“The entire facility – offices and warehouse, was stripped of furnishings, records and shelving,” explained Bello. “There was a ‘for sale’ sign on the lawn, outside the front door.”
Remarking on the photographs they shot that day, Bello added, “If you think the walls are bare – they were!”
The Local was made up of Library and Archives Canada employees who were responsible for storing government records. Since the department removed that function from its mandate, four regional records centres were nixed.
“The decision was made to shut down the centres that don’t have archival offices attached to them,” explained Andy Yung, an assistant regional vice-president in British Columbia. “Library and Archives doesn’t consider records with no archival value worth keeping.”
In the past, all government publications and documents were stored by Library and Archives Canada. The government’s policy will likely lead to a decrease in transparency, since there’s a risk that important documents that shaped Canadian history will be lost forever.
Since each department will be responsible for housing their own dormant records, researchers will undoubtedly see their work become more difficult. The Canadian public is already grappling with less access to our heritage; and there are fewer services being provided by the department.
If you think these changes are being made in the name of saving taxpayers money, you’d be wrong. Most functions have been contracted out to a private company; we’re paying more for less access.
It’s these changes that led to about 15 members in Toronto having to find work elsewhere in the federal government or retire. Among these members was Jerome Varney, who had been president of his Local for over 25 years.
During the meeting, Varney was presented with a certificate of appreciation and a UNE hoodie. Joyce Hendy, a UNE life member and a recipient of our human rights award, and Garry Larouche, regional vice-president, were also in attendance.
Local 00381 was officially dissolved during our recent national executive meeting.
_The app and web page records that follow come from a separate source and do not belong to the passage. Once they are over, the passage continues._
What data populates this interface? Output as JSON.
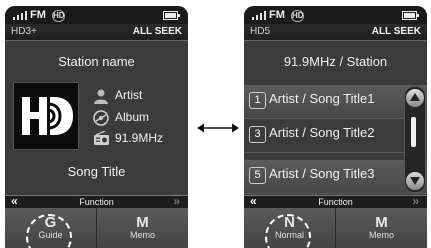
{
  "left_screen": {
    "status": {
      "band": "FM",
      "hd_symbol": "HD"
    },
    "sub_header": {
      "channel": "HD3+",
      "seek_mode": "ALL SEEK"
    },
    "station_name": "Station name",
    "meta": {
      "artist": "Artist",
      "album": "Album",
      "frequency": "91.9MHz"
    },
    "song_title": "Song Title",
    "function_bar": {
      "back": "«",
      "label": "Function",
      "next": "»"
    },
    "softkeys": {
      "left": {
        "letter": "G",
        "label": "Guide",
        "highlighted": true
      },
      "right": {
        "letter": "M",
        "label": "Memo"
      }
    },
    "icons": [
      "signal-icon",
      "hd-icon",
      "battery-icon",
      "hd-radio-logo",
      "person-icon",
      "disc-icon",
      "radio-icon"
    ]
  },
  "right_screen": {
    "status": {
      "band": "FM",
      "hd_symbol": "HD"
    },
    "sub_header": {
      "channel": "HD5",
      "seek_mode": "ALL SEEK"
    },
    "title": "91.9MHz / Station",
    "list": [
      {
        "number": "1",
        "text": "Artist / Song Title1",
        "highlighted": true
      },
      {
        "number": "3",
        "text": "Artist / Song Title2",
        "highlighted": false
      },
      {
        "number": "5",
        "text": "Artist / Song Title3",
        "highlighted": true
      }
    ],
    "function_bar": {
      "back": "«",
      "label": "Function",
      "next": "»"
    },
    "softkeys": {
      "left": {
        "letter": "N",
        "label": "Normal",
        "highlighted": true
      },
      "right": {
        "letter": "M",
        "label": "Memo"
      }
    },
    "icons": [
      "signal-icon",
      "hd-icon",
      "battery-icon",
      "scroll-up-icon",
      "scroll-down-icon"
    ]
  },
  "connector": "double-headed-arrow-icon",
  "colors": {
    "screen_bg": "#3b3b3b",
    "bar_bg": "#1a1a1a",
    "text": "#f0f0f0",
    "ring": "#ffffff"
  }
}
The motion was put forward by Regional Vice-President Garry Larouche, who provided some background about the members who were affected.
“The members of that Local did their job well and they were very proud of the work they did,” said Larouche.
Remarking on the final meeting, the regional vice-president characterised it as being “a very sad day – an emotional day.”
Photos of the last meeting of Local 00381 are on our Flickr page.